Toggle Sidebar
Recent updates
  • Post is under moderation
    Head South To Stop Staff Cars by Ben Allen

    CURRENTLY WORKING ON #1984 #Mercedes-Benz-230E-W123 / #Mercedes-Benz-230E / #Mercedes-Benz / #Mercedes-Benz-W123 / #Mercedes

    Having successfully evaded arrest and prosecution down in the land of the ‘free’ to get some brake calipers for my 1984 Mercedes 230E, I was back in the Great White North (Canada) ready at last to fit the damn things. Buying automobiles on the cheap from local yoofs has its problems: the main one in this case being embarrassingly neglected brakes. The issue was that the old pads were so far into the metal, the old caliper pistons had pushed all the way out, well and truly shagging the seals, and thus, the calipers. An easy job, completed before coffee and a croissant at 11am, had now turned into a month long epic. Fortunately, after much searching, I now had everything needed to fix the Benz. Being in Canada, far away from anyone I knew who had any idea of how to mess around with cars, I was on my own. I’m notoriously lazy at getting my own work done without relying on friends for assistance, but now I had no choice. Go it alone – or have the remains of a Mercedes stay forever on axle stands in the garage gathering dust. It reminded me of the time back in 2005 when I had 24 hours to change the gearbox on my 205 Mi16 before heading to the Nürburgring with PPC. Surprisingly everyone, including myself, I did the job, only to have a coming together with the Armco half-way around the circuit at Adenau Bridge on my second lap. Fortunately, the Pug survived. My dignity didn’t.

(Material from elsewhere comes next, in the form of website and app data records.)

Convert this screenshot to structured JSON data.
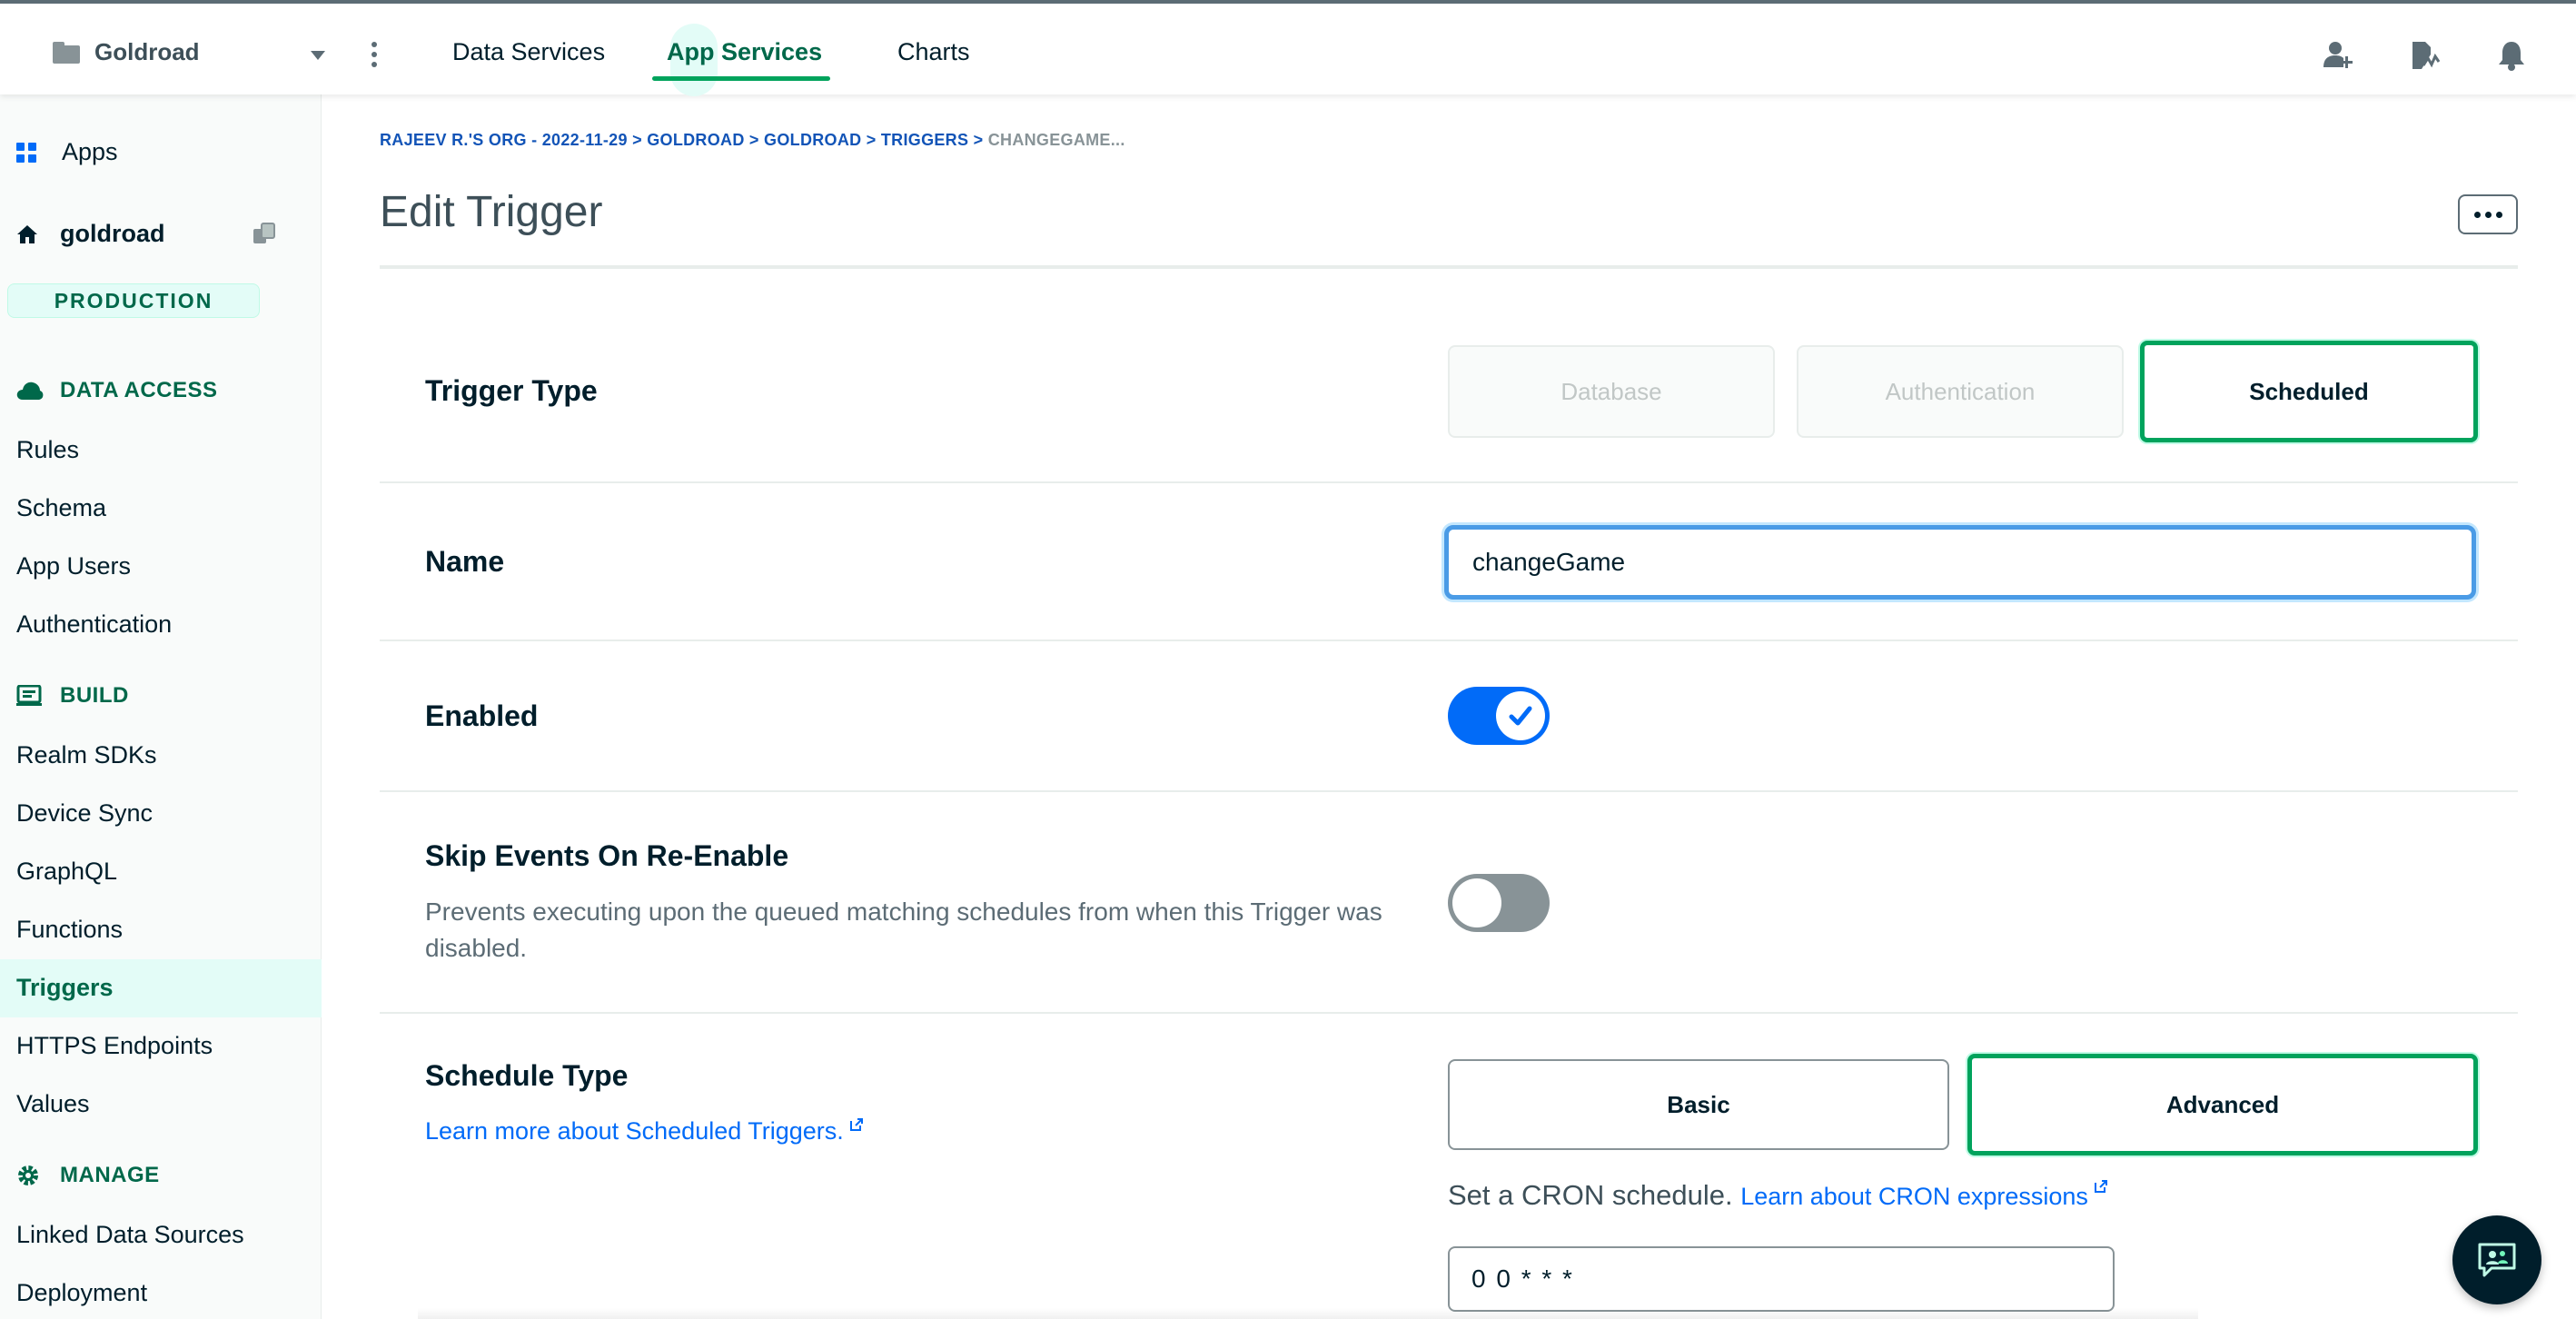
{
  "topbar": {
    "project_name": "Goldroad",
    "tabs": [
      {
        "label": "Data Services",
        "active": false
      },
      {
        "label": "App Services",
        "active": true
      },
      {
        "label": "Charts",
        "active": false
      }
    ],
    "icons": [
      "invite-user-icon",
      "activity-feed-icon",
      "bell-icon"
    ]
  },
  "sidebar": {
    "apps_label": "Apps",
    "app_name": "goldroad",
    "environment": "PRODUCTION",
    "sections": [
      {
        "title": "DATA ACCESS",
        "icon": "cloud-icon",
        "items": [
          "Rules",
          "Schema",
          "App Users",
          "Authentication"
        ]
      },
      {
        "title": "BUILD",
        "icon": "laptop-icon",
        "items": [
          "Realm SDKs",
          "Device Sync",
          "GraphQL",
          "Functions",
          "Triggers",
          "HTTPS Endpoints",
          "Values"
        ]
      },
      {
        "title": "MANAGE",
        "icon": "gear-icon",
        "items": [
          "Linked Data Sources",
          "Deployment"
        ]
      }
    ],
    "active_item": "Triggers"
  },
  "main": {
    "breadcrumb": {
      "parts": [
        "RAJEEV R.'S ORG - 2022-11-29",
        "GOLDROAD",
        "GOLDROAD",
        "TRIGGERS"
      ],
      "separator": " > ",
      "current": "CHANGEGAME..."
    },
    "title": "Edit Trigger",
    "trigger_type": {
      "label": "Trigger Type",
      "options": [
        "Database",
        "Authentication",
        "Scheduled"
      ],
      "selected": "Scheduled"
    },
    "name": {
      "label": "Name",
      "value": "changeGame"
    },
    "enabled": {
      "label": "Enabled",
      "value": true
    },
    "skip_events": {
      "label": "Skip Events On Re-Enable",
      "description": "Prevents executing upon the queued matching schedules from when this Trigger was disabled.",
      "value": false
    },
    "schedule_type": {
      "label": "Schedule Type",
      "learn_more": "Learn more about Scheduled Triggers.",
      "options": [
        "Basic",
        "Advanced"
      ],
      "selected": "Advanced",
      "cron_caption": "Set a CRON schedule.",
      "cron_link": "Learn about CRON expressions",
      "cron_value": "0 0 * * *"
    }
  },
  "colors": {
    "brand_green": "#00684a",
    "accent_green": "#00a35c",
    "focus_blue": "#4a9be6",
    "toggle_on": "#016bf8",
    "toggle_off": "#889397"
  }
}
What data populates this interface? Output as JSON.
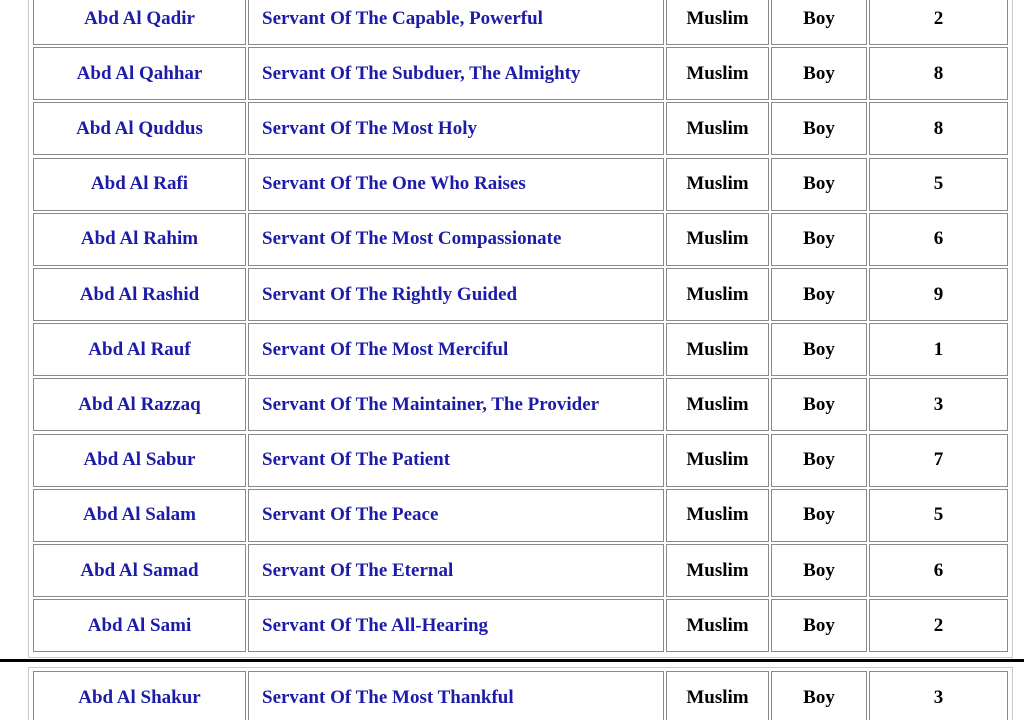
{
  "table_top": {
    "rows": [
      {
        "name": "Abd Al Qadir",
        "meaning": "Servant Of The Capable, Powerful",
        "religion": "Muslim",
        "gender": "Boy",
        "number": "2"
      },
      {
        "name": "Abd Al Qahhar",
        "meaning": "Servant Of The Subduer, The Almighty",
        "religion": "Muslim",
        "gender": "Boy",
        "number": "8"
      },
      {
        "name": "Abd Al Quddus",
        "meaning": "Servant Of The Most Holy",
        "religion": "Muslim",
        "gender": "Boy",
        "number": "8"
      },
      {
        "name": "Abd Al Rafi",
        "meaning": "Servant Of The One Who Raises",
        "religion": "Muslim",
        "gender": "Boy",
        "number": "5"
      },
      {
        "name": "Abd Al Rahim",
        "meaning": "Servant Of The Most Compassionate",
        "religion": "Muslim",
        "gender": "Boy",
        "number": "6"
      },
      {
        "name": "Abd Al Rashid",
        "meaning": "Servant Of The Rightly Guided",
        "religion": "Muslim",
        "gender": "Boy",
        "number": "9"
      },
      {
        "name": "Abd Al Rauf",
        "meaning": "Servant Of The Most Merciful",
        "religion": "Muslim",
        "gender": "Boy",
        "number": "1"
      },
      {
        "name": "Abd Al Razzaq",
        "meaning": "Servant Of The Maintainer, The Provider",
        "religion": "Muslim",
        "gender": "Boy",
        "number": "3"
      },
      {
        "name": "Abd Al Sabur",
        "meaning": "Servant Of The Patient",
        "religion": "Muslim",
        "gender": "Boy",
        "number": "7"
      },
      {
        "name": "Abd Al Salam",
        "meaning": "Servant Of The Peace",
        "religion": "Muslim",
        "gender": "Boy",
        "number": "5"
      },
      {
        "name": "Abd Al Samad",
        "meaning": "Servant Of The Eternal",
        "religion": "Muslim",
        "gender": "Boy",
        "number": "6"
      },
      {
        "name": "Abd Al Sami",
        "meaning": "Servant Of The All-Hearing",
        "religion": "Muslim",
        "gender": "Boy",
        "number": "2"
      }
    ]
  },
  "table_bottom": {
    "rows": [
      {
        "name": "Abd Al Shakur",
        "meaning": "Servant Of The Most Thankful",
        "religion": "Muslim",
        "gender": "Boy",
        "number": "3"
      }
    ]
  },
  "colors": {
    "name_text": "#1c1ca8",
    "other_text": "#000000",
    "cell_border": "#8a8a8a"
  }
}
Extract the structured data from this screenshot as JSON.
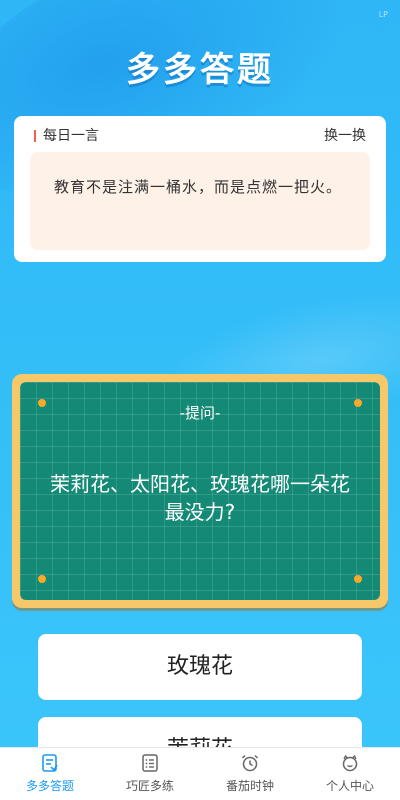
{
  "corner_mark": "LP",
  "app_title": "多多答题",
  "quote": {
    "label": "每日一言",
    "refresh": "换一换",
    "text": "教育不是注满一桶水，而是点燃一把火。"
  },
  "board": {
    "label": "-提问-",
    "question": "茉莉花、太阳花、玫瑰花哪一朵花最没力?"
  },
  "answers": [
    "玫瑰花",
    "茉莉花"
  ],
  "tabs": [
    {
      "label": "多多答题",
      "icon": "quiz-doc-icon",
      "active": true
    },
    {
      "label": "巧匠多练",
      "icon": "list-icon",
      "active": false
    },
    {
      "label": "番茄时钟",
      "icon": "alarm-clock-icon",
      "active": false
    },
    {
      "label": "个人中心",
      "icon": "smile-face-icon",
      "active": false
    }
  ],
  "colors": {
    "background": "#33bdf8",
    "accent": "#1d9bf0",
    "board": "#148a76",
    "board_frame": "#f6c86a",
    "quote_bar": "#ef5f4b"
  }
}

    To my relief, changing the calipers was a simple job. New calipers cleaned up, I cracked the nuts off the old units and flung them into a corner of the garage. New calipers bolted on, chunky new pads sufficiently greased and slid into place in front of the non-seized pistons, I was ready for brake bleeding.

    Online, I’d seen a simple one-person brake bleeder kit that could be made from an old drinks bottle and some plastic tubing. The idea being a loop over the highest point in the reservoir in the caliper would mean that all trapped air could be pushed out of the brake system without letting more in. Cheap and simple.

    At this point, it was also a good time to clean up the bleed nipples on each caliper to ensure they remained free for next time. I’d had too many bleed nipples snap on me back in my own days of yoofing around with Pug 205 GTIs to not do this simple, preventative maintenance.

    Calipers installed, pads sitting pretty, and brakes bled, I tentatively put the wheels back on Olivia and lowered her off the axle stands. With some luck, I’d be able to edge her out of the garage and stop without crashing into the neighbours’ brand new fence. I closed my eyes as I pressed the stop pedal. The car stopped. Bonus. I made my way around the neighbourhood, brake testing the old Benz. Success – brake job completed. I just have to wait for my replacement headlight lens to arrive from Latvia now and I’ll have a respectable car.


    Second-hand calipers came from the USA.

    W123 Merc was bought as a runner with shagged brakes. But then with no MoT, Canada must be full of dangerous cars.

    Salad bowl headlamp lens awaits Latvian replacement.

    Old boys like Ben need to sit down when working on cars.
    Stream item published successfully. Item will now be visible on your stream.
  • Post is under moderation
    Ben Allen
    Ben Allen joined the group Mercedes-Benz W123
    Stream item published successfully. Item will now be visible on your stream.